**GOAL OF THE EXERCISE**
The answer must consist of every line from the data that holds "Component".

***** TASK INPUTS *****

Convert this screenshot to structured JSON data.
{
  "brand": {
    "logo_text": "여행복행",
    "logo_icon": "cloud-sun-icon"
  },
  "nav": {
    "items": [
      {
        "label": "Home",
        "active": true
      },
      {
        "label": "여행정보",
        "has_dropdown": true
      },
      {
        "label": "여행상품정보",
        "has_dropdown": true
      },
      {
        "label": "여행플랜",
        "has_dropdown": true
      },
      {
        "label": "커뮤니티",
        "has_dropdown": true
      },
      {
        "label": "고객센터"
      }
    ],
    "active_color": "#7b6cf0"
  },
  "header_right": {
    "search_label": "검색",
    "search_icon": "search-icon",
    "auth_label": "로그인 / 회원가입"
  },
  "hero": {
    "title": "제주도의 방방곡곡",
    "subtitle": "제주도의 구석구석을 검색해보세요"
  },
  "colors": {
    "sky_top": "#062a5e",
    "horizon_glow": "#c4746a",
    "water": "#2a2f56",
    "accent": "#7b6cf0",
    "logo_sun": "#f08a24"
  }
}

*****
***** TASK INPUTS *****

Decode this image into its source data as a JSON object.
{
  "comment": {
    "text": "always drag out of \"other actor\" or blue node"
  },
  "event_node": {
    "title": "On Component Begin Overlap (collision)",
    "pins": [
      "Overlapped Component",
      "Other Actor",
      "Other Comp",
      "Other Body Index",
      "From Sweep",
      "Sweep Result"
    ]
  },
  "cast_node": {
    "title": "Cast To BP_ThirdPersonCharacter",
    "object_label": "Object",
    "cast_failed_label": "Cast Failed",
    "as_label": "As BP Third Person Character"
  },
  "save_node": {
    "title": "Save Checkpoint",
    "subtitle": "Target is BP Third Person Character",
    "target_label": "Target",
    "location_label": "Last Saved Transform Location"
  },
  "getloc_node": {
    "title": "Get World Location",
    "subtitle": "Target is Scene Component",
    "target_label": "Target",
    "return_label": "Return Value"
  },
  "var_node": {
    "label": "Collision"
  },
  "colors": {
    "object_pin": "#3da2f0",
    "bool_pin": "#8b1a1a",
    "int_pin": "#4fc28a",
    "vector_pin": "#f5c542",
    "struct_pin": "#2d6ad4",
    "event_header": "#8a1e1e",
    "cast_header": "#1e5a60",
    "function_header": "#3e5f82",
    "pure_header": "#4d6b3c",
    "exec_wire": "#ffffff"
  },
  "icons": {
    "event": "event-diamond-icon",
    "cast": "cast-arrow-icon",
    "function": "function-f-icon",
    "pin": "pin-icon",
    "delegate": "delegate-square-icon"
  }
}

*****

**REPLY**
    "title": "On Component Begin Overlap (collision)",
      "Overlapped Component",
    "subtitle": "Target is Scene Component",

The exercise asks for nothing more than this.